MorrisMorgan More than 1 year ago
Rounded Up From 3 1/2 Stars “Cure for the Common Universe” is a fun and fast-paced read with a premise and setting any gamer is bound to love. Set in a video game rehab facility which uses a game system of points to allow the patients to be released, it almost seems like a fun place to be. That is unless you will miss your video games too much. I’m not going to lie, if I had to give up the gigantic time suck of Animal Crossing it would not be pretty. Someone has to weed my town, and it won’t be those lazy villagers. Jaxon is the main character, and he is the perfect example of an unreliable narrator. It takes a couple of chapters to figure him out, but once you do it’s fun to revel in his delusions. The side characters are all quirky and interesting, while also having some depth that partially explains why they are addicts in the first place. And yes, they really are addicted to gaming. The nature of addiction is explored in an accessible way without feeling preachy, and I think that will resonate with a lot of young adult readers. The plot is fast-paced and quite an easy read. The only reason I knocked off stars was the ending. It sort of jumped off of the track. However, it wasn’t so far off that it made the rest of the book unenjoyable. “Cure for the Common Universe” is a particularly good book for reluctant readers who enjoy gaming. It’s also great for someone looking for a funny and light read that still packs a bit of a punch. This review is based upon a complimentary copy provided by the publisher in exchange for an honest review.
Madison-s_Library More than 1 year ago
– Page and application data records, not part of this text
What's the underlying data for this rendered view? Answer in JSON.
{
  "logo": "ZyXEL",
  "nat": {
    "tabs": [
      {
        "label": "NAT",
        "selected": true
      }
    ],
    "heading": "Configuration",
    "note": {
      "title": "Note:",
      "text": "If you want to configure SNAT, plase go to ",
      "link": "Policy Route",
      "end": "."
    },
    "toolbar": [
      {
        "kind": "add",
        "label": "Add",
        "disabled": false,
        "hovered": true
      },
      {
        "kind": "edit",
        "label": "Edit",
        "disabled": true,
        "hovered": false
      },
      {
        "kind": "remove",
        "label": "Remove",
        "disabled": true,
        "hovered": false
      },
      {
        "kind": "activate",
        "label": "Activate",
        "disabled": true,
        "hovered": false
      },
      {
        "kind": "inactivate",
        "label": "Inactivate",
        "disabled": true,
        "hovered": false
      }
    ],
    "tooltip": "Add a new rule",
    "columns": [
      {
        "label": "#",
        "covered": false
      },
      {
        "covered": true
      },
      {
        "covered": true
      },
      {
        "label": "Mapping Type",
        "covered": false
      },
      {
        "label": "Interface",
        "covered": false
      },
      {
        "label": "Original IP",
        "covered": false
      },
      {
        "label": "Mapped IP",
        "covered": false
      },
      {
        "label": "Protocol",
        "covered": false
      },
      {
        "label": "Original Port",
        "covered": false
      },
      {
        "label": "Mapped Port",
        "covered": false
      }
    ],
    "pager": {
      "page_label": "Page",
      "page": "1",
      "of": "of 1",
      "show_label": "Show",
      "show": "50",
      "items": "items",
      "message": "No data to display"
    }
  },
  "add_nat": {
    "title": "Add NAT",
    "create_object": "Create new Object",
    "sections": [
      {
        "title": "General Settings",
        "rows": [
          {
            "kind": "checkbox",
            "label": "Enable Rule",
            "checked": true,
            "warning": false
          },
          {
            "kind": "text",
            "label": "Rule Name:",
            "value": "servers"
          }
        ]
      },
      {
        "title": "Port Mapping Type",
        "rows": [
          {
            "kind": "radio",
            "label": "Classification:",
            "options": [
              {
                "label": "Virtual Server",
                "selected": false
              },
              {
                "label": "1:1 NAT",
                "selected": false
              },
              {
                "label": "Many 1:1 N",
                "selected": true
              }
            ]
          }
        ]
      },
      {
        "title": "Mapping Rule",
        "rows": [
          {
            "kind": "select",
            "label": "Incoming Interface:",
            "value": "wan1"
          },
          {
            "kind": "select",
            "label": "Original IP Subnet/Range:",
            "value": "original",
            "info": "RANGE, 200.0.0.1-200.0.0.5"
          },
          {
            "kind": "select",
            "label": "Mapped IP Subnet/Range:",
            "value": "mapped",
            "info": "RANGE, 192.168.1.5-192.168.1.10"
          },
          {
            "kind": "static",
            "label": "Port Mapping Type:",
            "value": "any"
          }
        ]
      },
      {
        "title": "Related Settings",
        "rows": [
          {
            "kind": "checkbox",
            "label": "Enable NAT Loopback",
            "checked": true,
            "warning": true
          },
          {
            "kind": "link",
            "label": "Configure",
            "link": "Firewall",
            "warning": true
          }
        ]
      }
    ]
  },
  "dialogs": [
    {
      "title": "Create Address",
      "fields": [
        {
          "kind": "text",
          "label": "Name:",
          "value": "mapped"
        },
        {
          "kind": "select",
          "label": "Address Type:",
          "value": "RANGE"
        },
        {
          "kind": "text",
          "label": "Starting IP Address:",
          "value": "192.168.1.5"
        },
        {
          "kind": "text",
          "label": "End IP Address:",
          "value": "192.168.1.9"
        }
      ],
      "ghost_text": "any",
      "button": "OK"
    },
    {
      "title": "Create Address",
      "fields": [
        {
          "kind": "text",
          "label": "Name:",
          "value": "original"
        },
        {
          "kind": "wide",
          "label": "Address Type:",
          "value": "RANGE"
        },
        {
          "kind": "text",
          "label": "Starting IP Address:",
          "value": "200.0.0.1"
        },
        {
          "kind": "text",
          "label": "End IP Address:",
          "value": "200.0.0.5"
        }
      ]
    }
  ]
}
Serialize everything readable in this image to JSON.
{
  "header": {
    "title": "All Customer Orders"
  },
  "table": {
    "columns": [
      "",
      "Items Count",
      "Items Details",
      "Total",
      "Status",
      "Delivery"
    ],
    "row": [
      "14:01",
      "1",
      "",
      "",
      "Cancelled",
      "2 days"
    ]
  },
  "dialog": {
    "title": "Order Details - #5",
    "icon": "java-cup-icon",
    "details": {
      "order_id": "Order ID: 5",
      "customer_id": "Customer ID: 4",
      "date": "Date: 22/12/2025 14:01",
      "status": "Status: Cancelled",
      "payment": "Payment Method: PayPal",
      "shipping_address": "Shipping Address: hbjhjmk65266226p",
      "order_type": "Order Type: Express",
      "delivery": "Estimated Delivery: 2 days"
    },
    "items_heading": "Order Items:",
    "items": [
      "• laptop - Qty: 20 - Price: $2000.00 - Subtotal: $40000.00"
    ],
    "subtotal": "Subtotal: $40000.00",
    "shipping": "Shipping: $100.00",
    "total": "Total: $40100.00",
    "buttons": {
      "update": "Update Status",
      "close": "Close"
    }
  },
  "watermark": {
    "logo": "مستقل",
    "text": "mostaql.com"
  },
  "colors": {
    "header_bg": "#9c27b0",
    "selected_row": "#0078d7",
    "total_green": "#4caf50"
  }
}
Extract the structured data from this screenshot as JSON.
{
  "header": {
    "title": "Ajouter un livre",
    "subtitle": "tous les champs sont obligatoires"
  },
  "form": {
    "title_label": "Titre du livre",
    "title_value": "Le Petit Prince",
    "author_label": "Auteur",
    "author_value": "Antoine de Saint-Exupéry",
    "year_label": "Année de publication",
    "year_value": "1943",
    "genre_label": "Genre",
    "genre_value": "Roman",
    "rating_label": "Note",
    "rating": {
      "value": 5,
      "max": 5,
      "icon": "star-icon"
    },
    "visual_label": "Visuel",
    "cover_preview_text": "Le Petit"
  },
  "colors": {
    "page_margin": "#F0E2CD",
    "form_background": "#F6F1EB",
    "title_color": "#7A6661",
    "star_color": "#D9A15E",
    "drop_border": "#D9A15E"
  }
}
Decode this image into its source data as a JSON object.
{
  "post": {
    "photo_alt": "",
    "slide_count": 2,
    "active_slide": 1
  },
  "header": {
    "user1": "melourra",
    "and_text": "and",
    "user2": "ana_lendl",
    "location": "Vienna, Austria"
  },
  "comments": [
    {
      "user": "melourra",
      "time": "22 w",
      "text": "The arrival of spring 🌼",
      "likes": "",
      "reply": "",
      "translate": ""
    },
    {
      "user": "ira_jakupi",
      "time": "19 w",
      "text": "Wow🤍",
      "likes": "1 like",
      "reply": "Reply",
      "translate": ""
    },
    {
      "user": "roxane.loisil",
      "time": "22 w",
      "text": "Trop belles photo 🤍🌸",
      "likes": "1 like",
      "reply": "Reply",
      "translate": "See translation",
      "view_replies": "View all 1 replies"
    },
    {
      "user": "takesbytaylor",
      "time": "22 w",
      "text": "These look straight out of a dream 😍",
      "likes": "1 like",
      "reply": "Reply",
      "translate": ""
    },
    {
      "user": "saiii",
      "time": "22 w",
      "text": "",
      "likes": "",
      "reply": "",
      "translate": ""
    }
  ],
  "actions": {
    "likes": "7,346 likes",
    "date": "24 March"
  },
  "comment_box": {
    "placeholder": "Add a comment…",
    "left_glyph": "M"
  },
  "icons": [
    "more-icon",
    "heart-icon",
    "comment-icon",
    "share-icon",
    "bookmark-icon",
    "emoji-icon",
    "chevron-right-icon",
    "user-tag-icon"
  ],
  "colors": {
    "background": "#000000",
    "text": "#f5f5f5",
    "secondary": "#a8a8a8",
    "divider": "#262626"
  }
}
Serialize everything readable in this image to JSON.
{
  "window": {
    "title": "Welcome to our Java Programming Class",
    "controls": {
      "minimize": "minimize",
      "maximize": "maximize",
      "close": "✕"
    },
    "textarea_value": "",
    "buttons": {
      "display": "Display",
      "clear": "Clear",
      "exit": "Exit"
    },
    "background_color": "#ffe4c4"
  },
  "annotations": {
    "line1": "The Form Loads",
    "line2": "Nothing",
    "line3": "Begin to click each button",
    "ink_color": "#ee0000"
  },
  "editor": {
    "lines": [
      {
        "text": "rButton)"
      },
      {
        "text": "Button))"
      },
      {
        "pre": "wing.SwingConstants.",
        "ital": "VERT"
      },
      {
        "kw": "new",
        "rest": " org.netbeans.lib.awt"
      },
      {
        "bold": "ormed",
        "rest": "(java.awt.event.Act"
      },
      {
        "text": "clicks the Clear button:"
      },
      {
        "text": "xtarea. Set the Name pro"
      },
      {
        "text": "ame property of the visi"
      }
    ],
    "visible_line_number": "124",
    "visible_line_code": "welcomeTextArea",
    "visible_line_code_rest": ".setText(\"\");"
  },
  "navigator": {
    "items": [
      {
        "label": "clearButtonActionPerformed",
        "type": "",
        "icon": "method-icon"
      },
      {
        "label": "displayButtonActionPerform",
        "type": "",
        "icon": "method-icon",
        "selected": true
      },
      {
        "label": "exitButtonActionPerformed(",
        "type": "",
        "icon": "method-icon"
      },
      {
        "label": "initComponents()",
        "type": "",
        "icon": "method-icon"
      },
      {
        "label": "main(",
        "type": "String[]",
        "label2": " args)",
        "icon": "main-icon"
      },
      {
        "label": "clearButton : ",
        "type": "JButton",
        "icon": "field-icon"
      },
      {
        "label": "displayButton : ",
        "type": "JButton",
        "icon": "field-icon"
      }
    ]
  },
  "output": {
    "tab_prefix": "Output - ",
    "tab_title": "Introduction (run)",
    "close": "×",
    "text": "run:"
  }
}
Cure for the Common Universe takes common YA tropes and turns them on their heads with humour, a million gaming references and an anti-hero who is truly awful (but only too identifiable). Jaxon is being sent to video game rehab. Just moments after almost winning the latest game with his guild and asking a girl out on a date - for the first time ever. He is determined to get out of v-hab as quickly as possible. He has just four days to accumulate one million points by attending group therapy, winning competitions, eating healthy and (really?) running. But don't worry, he's got this and nobody's going to stand in his way. Jaxon isn't your typical, loveable nerd. He's lazy, rude, oblivious to the people around him and yet totally realistic. Surrounding Jaxon at v-hab are an assortment of characters from the bullying jocks to his own weirdly wonderful guild members - girls who are strong and stand up for themselves and what they believe in, a heroin addict, a group leader who is a master gamer himself and a young boy who hangs off Jaxon's every word (or command). They are at once stereotypical and yet push outside of what we expect from YA characters. The setting is awesome, video game rehab set up like one giant video game in the middle of the desert sounds. Kart racing, paintball, sandcastle building competitions, sign me up! I must admit that 90% of the gaming references went over my head, but I know gamers will love this book, and even those with little gaming experience, such as myself, can enjoy this creative and thought-provoking novel. And while the ending leaves one hanging, wondering what happened and what could happen next, it reminds the reader that this story doesn't end with a happy ever after, it doesn't end easily or neatly. Change isn't as easy as we would like, real life is never like in the games (or books), and black and white is never as two-sided as we like to pretend. There is the possibility of Jaxon making a great turn around...and then we find that maybe things aren't that easy. There is the chance of a great, all consuming love story...only to discover that fate-destined first meetings don't always mean happy ever after. There is the faint smell of a heroic rescue...yet princesses don't need rescuing and sometimes the hero isn't all that heroic. The publishers provided a complimentary copy of this book in exchange for an honest review.